## The problem
Scan the listing below for the word "percent" and copy every line where it occurs.

Supplied records START

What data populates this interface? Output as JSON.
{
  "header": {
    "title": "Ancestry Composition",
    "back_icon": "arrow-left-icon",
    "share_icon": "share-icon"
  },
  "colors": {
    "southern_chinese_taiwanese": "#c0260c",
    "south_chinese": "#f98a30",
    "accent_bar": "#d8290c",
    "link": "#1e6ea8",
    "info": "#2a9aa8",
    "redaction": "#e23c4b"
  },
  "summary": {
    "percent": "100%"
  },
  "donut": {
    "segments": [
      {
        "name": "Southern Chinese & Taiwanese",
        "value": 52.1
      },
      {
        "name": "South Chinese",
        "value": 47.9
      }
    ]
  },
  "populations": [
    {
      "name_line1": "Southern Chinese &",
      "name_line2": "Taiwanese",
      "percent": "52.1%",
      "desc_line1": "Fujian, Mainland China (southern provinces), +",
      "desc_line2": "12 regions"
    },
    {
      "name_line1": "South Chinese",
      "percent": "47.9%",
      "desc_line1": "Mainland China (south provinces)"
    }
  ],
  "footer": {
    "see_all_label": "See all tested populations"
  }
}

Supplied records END

## Finished task
    "percent": "100%"
      "percent": "52.1%",
      "percent": "47.9%",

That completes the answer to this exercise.